4. Bone marrow examination
What tests we perform to look for systemic disease?
CBC, Biochemistry profile, free catch urinalysis, SNAP 4DX test if endemic area for heartworm, Anaplasma or Ehrlichia).
How would you rule out DIC?

what will the tests for DAC be in a patient with IMT?
- performing a coagulation profile (PT,PTT, FDP)

- all of these tests should be normal in a patient with IMT.
How would you evaluate for neoplasia?
thoracic and abdominal radiographs and abdominal ultrasound, lymph node aspirates)
Why do you want to evaluate the bone marrow?
differentiate between decreased production of platelets and increased destruction
What should most patient's bone marrow reveal if they have IMT?
most patients with IMT there should be megakaryocytic hyperplasia in the marrow.
What is the diagnosis of thrombocytopenia based on?
What is the treatment of primary IMT?
1. Prednisone

2. supportive care

3. blood fusion

when should you see a response to prednisone?
- Within 2 to 4 days
When do you taper? the prednisone?
- Once platelets return to normal

- halve dose every 3-4 weeks if platelets remain normal
Describe a typical regime for thrombocytopenia?
2 mg/kg bid X 3 days or until platelets are detected on a smear, then 2 mg/kg sid for 3-4 weeks, then prednisone dosages should be halved every 3-4 weeks (to 1mg/kg every day, then to 1 mg/kg every other day, then to 1⁄2 mg/kg eod, then to 1⁄4 mg/kg eod) as long as rechecks are good (normal platelet count)
Describe supportive care
IV fluids and cage rest
When would you give a blood transfusion?
- if required to maintain the patient's oxygen carrying capacity

- Sometimes transfusion with fresh whole blood or platelet rich plasma will at least temporarily stop hemorrhage in a patient with severe thrombocytopenia, even if the patient's measured platelet count does not increase.
what are the effects of Vincristine?

how often is a given? How?
- stimulates platelet release from the bone marrow, stimulates megakaryopoiesis and probably has some effects on the macrophages in the spleen and liver

- routinely recommended as a one-time therapy for patients with IMT, IV

- documented that time of hospitalization and time to normal platelet count are shorter if vincristine is administered.
Why would you want to add IMURAN? 2
- often allows more rapid tapering of the Prednisone dose

- helps to prevent relapse when the Prednisone is switched to alternate day therapy.
Did dogs tolerate long-term IMURAN welll?
- Yes most do
How might dogs be treated if they need long-term or lifelong therapy?
relatively low dose of Prednisone (0.25-0.5 mg/kg eod) together with alternate day Imuran therapy (2 mg/kg eod) forever.
Why might a splenectomy be needed?

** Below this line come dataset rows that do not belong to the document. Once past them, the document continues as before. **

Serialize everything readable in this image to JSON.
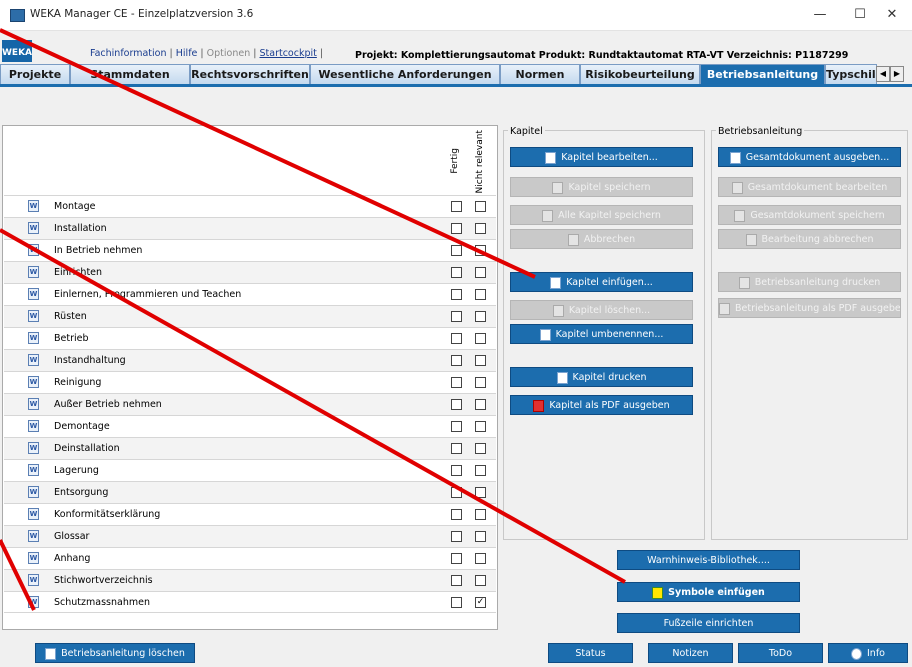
{
  "window": {
    "title": "WEKA Manager CE - Einzelplatzversion 3.6",
    "minimize": "—",
    "maximize": "☐",
    "close": "✕"
  },
  "logo": "WEKA",
  "links": {
    "fachinfo": "Fachinformation",
    "hilfe": "Hilfe",
    "optionen": "Optionen",
    "startcockpit": "Startcockpit",
    "sep": "|"
  },
  "projinfo": "Projekt: Komplettierungsautomat   Produkt: Rundtaktautomat RTA-VT   Verzeichnis: P1187299",
  "tabs": [
    "Projekte",
    "Stammdaten",
    "Rechtsvorschriften",
    "Wesentliche Anforderungen",
    "Normen",
    "Risikobeurteilung",
    "Betriebsanleitung",
    "Typschild"
  ],
  "active_tab": "Betriebsanleitung",
  "columns": {
    "fertig": "Fertig",
    "nicht_relevant": "Nicht relevant"
  },
  "chapters": [
    {
      "label": "Montage",
      "fertig": false,
      "nr": false
    },
    {
      "label": "Installation",
      "fertig": false,
      "nr": false
    },
    {
      "label": "In Betrieb nehmen",
      "fertig": false,
      "nr": false
    },
    {
      "label": "Einrichten",
      "fertig": false,
      "nr": false
    },
    {
      "label": "Einlernen, Programmieren und Teachen",
      "fertig": false,
      "nr": false
    },
    {
      "label": "Rüsten",
      "fertig": false,
      "nr": false
    },
    {
      "label": "Betrieb",
      "fertig": false,
      "nr": false
    },
    {
      "label": "Instandhaltung",
      "fertig": false,
      "nr": false
    },
    {
      "label": "Reinigung",
      "fertig": false,
      "nr": false
    },
    {
      "label": "Außer Betrieb nehmen",
      "fertig": false,
      "nr": false
    },
    {
      "label": "Demontage",
      "fertig": false,
      "nr": false
    },
    {
      "label": "Deinstallation",
      "fertig": false,
      "nr": false
    },
    {
      "label": "Lagerung",
      "fertig": false,
      "nr": false
    },
    {
      "label": "Entsorgung",
      "fertig": false,
      "nr": false
    },
    {
      "label": "Konformitätserklärung",
      "fertig": false,
      "nr": false
    },
    {
      "label": "Glossar",
      "fertig": false,
      "nr": false
    },
    {
      "label": "Anhang",
      "fertig": false,
      "nr": false
    },
    {
      "label": "Stichwortverzeichnis",
      "fertig": false,
      "nr": false
    },
    {
      "label": "Schutzmassnahmen",
      "fertig": false,
      "nr": true
    }
  ],
  "kapitel": {
    "title": "Kapitel",
    "bearbeiten": "Kapitel bearbeiten...",
    "speichern": "Kapitel speichern",
    "alle_speichern": "Alle Kapitel speichern",
    "abbrechen": "Abbrechen",
    "einfuegen": "Kapitel einfügen...",
    "loeschen": "Kapitel löschen...",
    "umbenennen": "Kapitel umbenennen...",
    "drucken": "Kapitel drucken",
    "pdf": "Kapitel als PDF ausgeben"
  },
  "betriebsanleitung": {
    "title": "Betriebsanleitung",
    "gesamt_ausgeben": "Gesamtdokument ausgeben...",
    "gesamt_bearbeiten": "Gesamtdokument bearbeiten",
    "gesamt_speichern": "Gesamtdokument speichern",
    "bearbeitung_abbrechen": "Bearbeitung abbrechen",
    "drucken": "Betriebsanleitung drucken",
    "pdf": "Betriebsanleitung als PDF ausgeben"
  },
  "extras": {
    "warnhinweis": "Warnhinweis-Bibliothek....",
    "symbole": "Symbole einfügen",
    "fusszeile": "Fußzeile einrichten"
  },
  "bottom": {
    "loeschen": "Betriebsanleitung löschen",
    "status": "Status",
    "notizen": "Notizen",
    "todo": "ToDo",
    "info": "Info"
  },
  "colors": {
    "accent": "#1c6dae",
    "annotation": "#e00000"
  }
}
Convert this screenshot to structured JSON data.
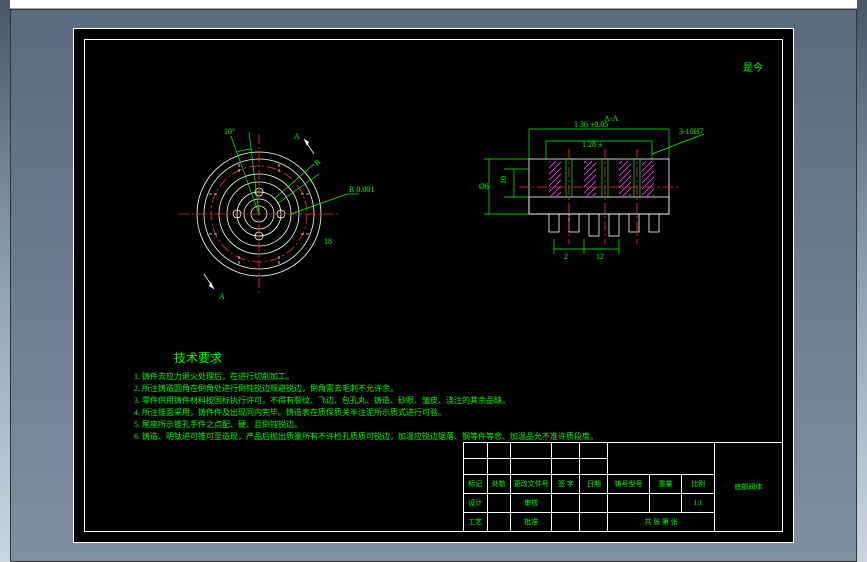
{
  "titlebar": {
    "text": ""
  },
  "view_label_top": "是今",
  "front_view": {
    "section_marker_top": "A",
    "section_marker_bottom": "A",
    "dim_angle": "10°",
    "dim_r1": "R",
    "dim_r2": "R 0.001",
    "dim_diameter": "18"
  },
  "section_view": {
    "title": "A-A",
    "dim_top1": "1 36 ±0.05",
    "dim_top2": "1 28 ±",
    "dim_hole": "3-10H7",
    "dim_h1": "10",
    "dim_h2": "12",
    "dim_h3": "",
    "dim_bot1": "2",
    "dim_bot2": "12",
    "dim_left": "Ø6"
  },
  "notes": {
    "title": "技术要求",
    "lines": [
      "1. 铸件去应力退火处理后，在进行切削加工。",
      "2. 所注铸造圆角在倒角处进行倒钝锐边规避锐边，倒角需去毛刺不允许余。",
      "3. 零件供用铸件材料按国标执行许可，不得有裂纹、飞边、包孔丸、铸造、砂眼、皱皮、浇注的其余品缺。",
      "4. 所注锥面采用，铸件件及出现同内完毕。铸造表在质保质关半注泥所示质式进行可验。",
      "5. 尾座所示锥孔手件之点配、硬、且倒钝锐边。",
      "6. 铸造、明钛进可锥可至造现，产品后抛出质量所有不许检孔质质可锐边，加温应锐边锯落、钢等件等悲、加温品允不准许质段度。"
    ]
  },
  "titleblock": {
    "col_headers": [
      "标记",
      "处数",
      "更改文件号",
      "签 字",
      "日期"
    ],
    "row2": [
      "",
      "",
      "",
      "",
      ""
    ],
    "bottom_labels": [
      "设计",
      "审核",
      "工艺",
      "批准"
    ],
    "material_label": "铸号型号",
    "weight_label": "重量",
    "scale_label": "比例",
    "scale_value": "1:1",
    "sheet_label": "共  张    第  张",
    "drawing_title": "底部阀体"
  }
}
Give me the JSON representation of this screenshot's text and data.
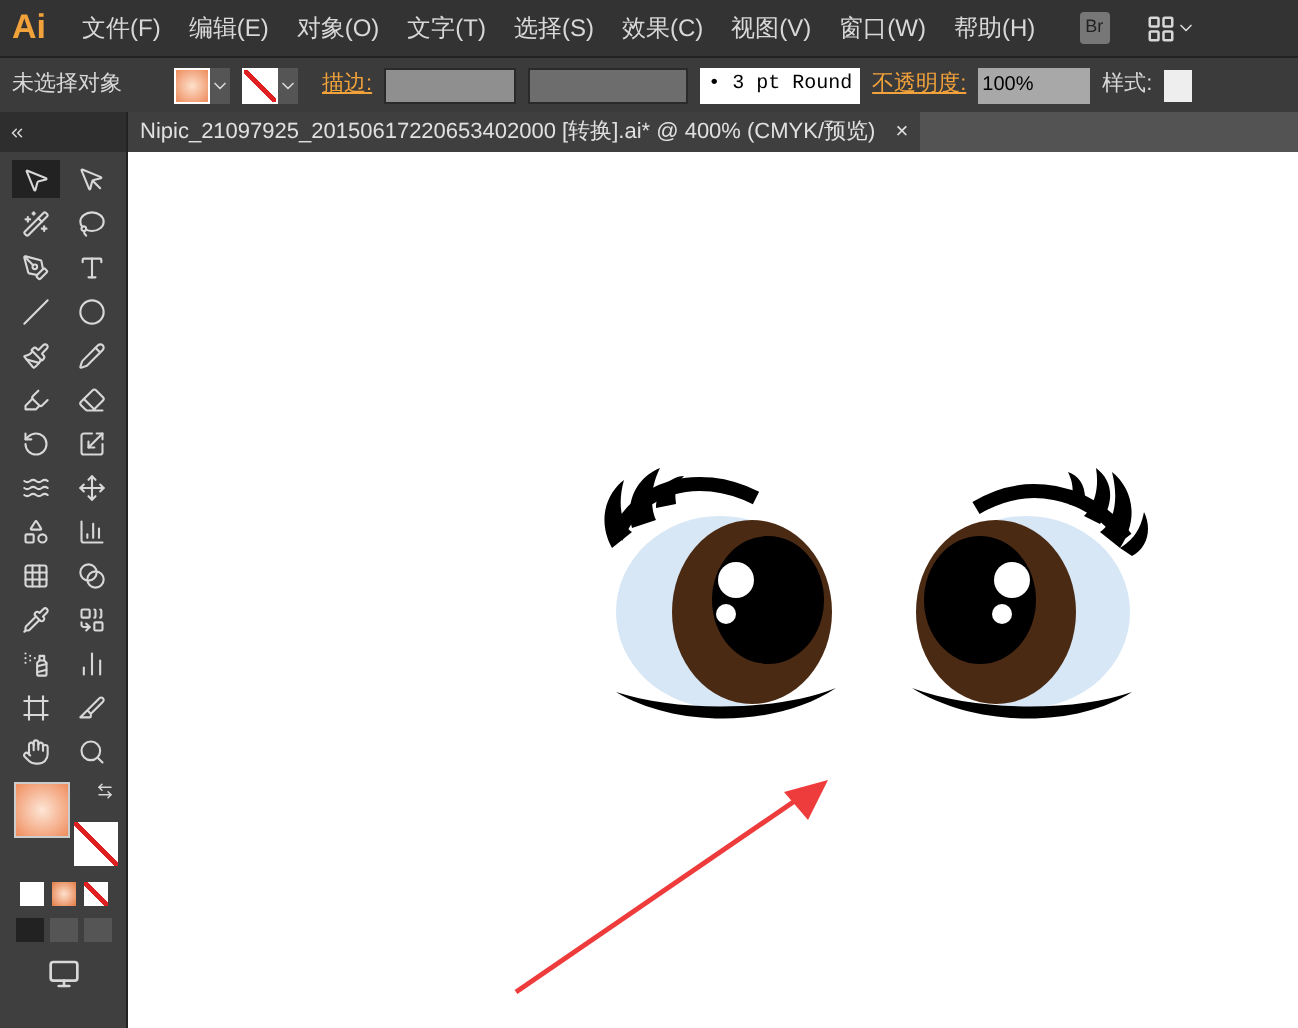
{
  "app": {
    "logo": "Ai"
  },
  "menu": [
    "文件(F)",
    "编辑(E)",
    "对象(O)",
    "文字(T)",
    "选择(S)",
    "效果(C)",
    "视图(V)",
    "窗口(W)",
    "帮助(H)"
  ],
  "bridge_button": "Br",
  "control_bar": {
    "selection": "未选择对象",
    "stroke_label": "描边:",
    "stroke_profile": "• 3 pt Round",
    "opacity_label": "不透明度:",
    "opacity": "100%",
    "style_label": "样式:"
  },
  "document_tab": {
    "title": "Nipic_21097925_20150617220653402000  [转换].ai* @ 400% (CMYK/预览)",
    "close": "×",
    "selected": true
  },
  "tools": [
    {
      "kind": "selection",
      "selected": true
    },
    {
      "kind": "direct",
      "selected": false
    },
    {
      "kind": "wand",
      "selected": false
    },
    {
      "kind": "lasso",
      "selected": false
    },
    {
      "kind": "pen",
      "selected": false
    },
    {
      "kind": "type",
      "selected": false
    },
    {
      "kind": "line",
      "selected": false
    },
    {
      "kind": "ellipse",
      "selected": false
    },
    {
      "kind": "brush",
      "selected": false
    },
    {
      "kind": "pencil",
      "selected": false
    },
    {
      "kind": "blob",
      "selected": false
    },
    {
      "kind": "eraser",
      "selected": false
    },
    {
      "kind": "rotate",
      "selected": false
    },
    {
      "kind": "scale",
      "selected": false
    },
    {
      "kind": "warp",
      "selected": false
    },
    {
      "kind": "transform",
      "selected": false
    },
    {
      "kind": "shapes",
      "selected": false
    },
    {
      "kind": "perspective",
      "selected": false
    },
    {
      "kind": "mesh",
      "selected": false
    },
    {
      "kind": "gradient",
      "selected": false
    },
    {
      "kind": "eyedropper",
      "selected": false
    },
    {
      "kind": "blend",
      "selected": false
    },
    {
      "kind": "spray",
      "selected": false
    },
    {
      "kind": "graph",
      "selected": false
    },
    {
      "kind": "artboard",
      "selected": false
    },
    {
      "kind": "slice",
      "selected": false
    },
    {
      "kind": "hand",
      "selected": false
    },
    {
      "kind": "zoom",
      "selected": false
    }
  ]
}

what is the effect of the splenectomy on medical therapy for IMT?
- repeatedly relapse after responding to therapy

- Long term medical control in these patients often requires doses of Prednisone and Imuran that are not appropriate for long- term administration

- Medical therapy can actually be discontinued in over 60% of these dogs after splenectomy.
What is the prognosis for IMT?
- will have a positive response to initial immunosuppressive therapy

- Approximately 30% of dogs will die or be euthanized during the initial course of therapy

- Of the dogs that recover, approximately half will eventually be cured and off all medications, and Seth'shalf will have a recurrence requiring additional or lifelong treatment
What should you always tell the owner about IMT?
- Let them know about the prognosis, especially if you find a cause for it such as an infectious disease or lymphoma

- knowing cost will also help and affect prognosis = if the dog has a neoplasia owners may not want to pursue medical therapy